I just stumbled across this Netflix report. We all know Netflix has millions of paid subscribers, and they make billions in revenues. But how about the operation expenses? Right now, Netflix is not even convering their share of bandwidth usage across content distribution servers, but let's take a look at their current (2014) numbers.

  • $3.4 billion revenues, 62.3% of the total, from domestic streaming business.
  • $1.3 billion revenues, 23.8% of the total, from international streaming .
  • $765 million revenues, 13.9% of the total, from domestic DVD business.

Of the $5.5 billion of Netflix total revenues in 2014, $3.8 billion represent the cost of revenue. Say, the operation expenses.

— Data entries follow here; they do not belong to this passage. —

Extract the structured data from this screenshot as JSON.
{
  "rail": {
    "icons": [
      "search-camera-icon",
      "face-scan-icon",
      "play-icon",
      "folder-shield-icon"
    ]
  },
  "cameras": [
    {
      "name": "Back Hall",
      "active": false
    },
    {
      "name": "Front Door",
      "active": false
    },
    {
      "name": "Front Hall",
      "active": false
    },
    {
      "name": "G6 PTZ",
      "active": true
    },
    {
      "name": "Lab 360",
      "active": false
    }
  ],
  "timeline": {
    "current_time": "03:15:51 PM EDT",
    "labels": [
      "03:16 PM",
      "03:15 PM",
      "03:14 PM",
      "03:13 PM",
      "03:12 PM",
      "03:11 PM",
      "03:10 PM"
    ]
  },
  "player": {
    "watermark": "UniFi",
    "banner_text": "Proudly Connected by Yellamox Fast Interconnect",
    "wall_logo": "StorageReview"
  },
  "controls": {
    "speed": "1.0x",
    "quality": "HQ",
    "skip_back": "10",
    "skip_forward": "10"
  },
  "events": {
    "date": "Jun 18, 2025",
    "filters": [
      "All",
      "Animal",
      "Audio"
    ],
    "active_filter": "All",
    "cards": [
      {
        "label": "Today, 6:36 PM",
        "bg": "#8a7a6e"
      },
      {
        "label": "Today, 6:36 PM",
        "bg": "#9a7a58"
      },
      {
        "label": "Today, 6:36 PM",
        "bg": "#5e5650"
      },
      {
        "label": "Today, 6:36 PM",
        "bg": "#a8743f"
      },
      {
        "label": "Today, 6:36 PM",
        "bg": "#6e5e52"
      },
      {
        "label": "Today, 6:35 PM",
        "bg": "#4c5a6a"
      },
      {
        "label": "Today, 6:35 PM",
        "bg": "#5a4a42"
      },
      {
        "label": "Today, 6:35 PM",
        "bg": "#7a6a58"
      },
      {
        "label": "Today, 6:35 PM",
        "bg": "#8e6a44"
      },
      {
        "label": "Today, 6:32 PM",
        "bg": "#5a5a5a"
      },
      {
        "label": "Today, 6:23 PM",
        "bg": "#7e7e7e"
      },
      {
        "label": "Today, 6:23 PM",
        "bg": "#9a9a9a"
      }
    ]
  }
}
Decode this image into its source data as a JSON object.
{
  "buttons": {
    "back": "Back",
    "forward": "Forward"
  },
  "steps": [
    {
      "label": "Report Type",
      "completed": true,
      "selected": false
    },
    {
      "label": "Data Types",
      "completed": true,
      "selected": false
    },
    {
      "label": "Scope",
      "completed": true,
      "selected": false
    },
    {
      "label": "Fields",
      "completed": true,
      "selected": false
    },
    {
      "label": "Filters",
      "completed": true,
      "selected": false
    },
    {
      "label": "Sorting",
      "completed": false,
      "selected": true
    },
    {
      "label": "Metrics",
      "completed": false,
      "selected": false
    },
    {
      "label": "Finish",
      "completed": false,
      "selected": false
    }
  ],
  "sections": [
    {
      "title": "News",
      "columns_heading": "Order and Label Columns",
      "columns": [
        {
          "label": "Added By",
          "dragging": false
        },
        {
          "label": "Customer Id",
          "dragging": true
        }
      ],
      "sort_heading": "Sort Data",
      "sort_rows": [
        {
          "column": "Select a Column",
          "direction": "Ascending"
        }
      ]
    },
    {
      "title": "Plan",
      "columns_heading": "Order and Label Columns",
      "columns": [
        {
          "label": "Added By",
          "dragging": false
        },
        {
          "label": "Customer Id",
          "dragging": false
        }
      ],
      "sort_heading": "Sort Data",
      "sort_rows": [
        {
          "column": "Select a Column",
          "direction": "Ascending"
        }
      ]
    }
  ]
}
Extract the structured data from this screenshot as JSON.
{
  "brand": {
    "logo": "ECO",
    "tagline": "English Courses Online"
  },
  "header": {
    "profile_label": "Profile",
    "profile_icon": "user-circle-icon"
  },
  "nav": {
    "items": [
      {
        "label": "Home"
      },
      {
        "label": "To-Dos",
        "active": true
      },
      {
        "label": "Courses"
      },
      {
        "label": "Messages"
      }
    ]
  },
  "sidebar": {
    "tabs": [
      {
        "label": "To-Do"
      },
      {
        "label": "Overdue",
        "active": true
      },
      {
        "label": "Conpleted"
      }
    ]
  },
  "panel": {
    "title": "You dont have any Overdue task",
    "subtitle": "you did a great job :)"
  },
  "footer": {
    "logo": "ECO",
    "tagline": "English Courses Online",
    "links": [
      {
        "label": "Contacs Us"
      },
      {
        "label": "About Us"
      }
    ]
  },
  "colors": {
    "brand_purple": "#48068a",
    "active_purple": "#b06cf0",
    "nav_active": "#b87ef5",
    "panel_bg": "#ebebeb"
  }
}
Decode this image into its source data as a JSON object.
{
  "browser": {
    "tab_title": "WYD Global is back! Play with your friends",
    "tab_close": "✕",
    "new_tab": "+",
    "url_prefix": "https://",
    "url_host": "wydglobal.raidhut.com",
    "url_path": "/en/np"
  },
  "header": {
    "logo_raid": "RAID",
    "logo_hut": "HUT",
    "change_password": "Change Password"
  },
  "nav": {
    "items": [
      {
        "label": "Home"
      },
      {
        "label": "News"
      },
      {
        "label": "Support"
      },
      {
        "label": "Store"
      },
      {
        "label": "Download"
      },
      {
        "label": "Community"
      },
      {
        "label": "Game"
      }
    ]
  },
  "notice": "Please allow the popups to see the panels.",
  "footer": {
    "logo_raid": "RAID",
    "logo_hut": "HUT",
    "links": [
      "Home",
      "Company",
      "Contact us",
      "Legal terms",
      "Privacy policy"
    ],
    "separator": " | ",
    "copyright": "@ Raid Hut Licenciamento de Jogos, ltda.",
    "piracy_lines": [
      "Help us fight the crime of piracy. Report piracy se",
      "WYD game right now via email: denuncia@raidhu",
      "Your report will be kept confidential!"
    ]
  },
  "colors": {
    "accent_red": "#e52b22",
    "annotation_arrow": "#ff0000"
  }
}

This results in $1.7 billion of gross profit and a gross margin of 31.8%. Netflix spent $607 million, $472 million, and $270 million on marketing, technology and development, and general and administrative expenses respectively.

This results in $403 million of operating profit and an operating margin of 7.3%. After interest and other expenses and taxes, Netflix had a net profit of $267 million and a net margin of 4.8%.

That's $267 million profit, it sure ain't bad.
But it's out of a revenue of $5.5 billion.

Read more detailed infos right here:
http://revenuesandprofits.com/how-netflix-makes-money/

Sunday, September 6, 2015

Black Flag TV System Update - Stream Offline

Folks, I'm updating software on my broadcast server!

Black Flag TV and all sister channels are offline for a moment. Hang on there, channels will be back later today!

Thanks for your understanding.

Sv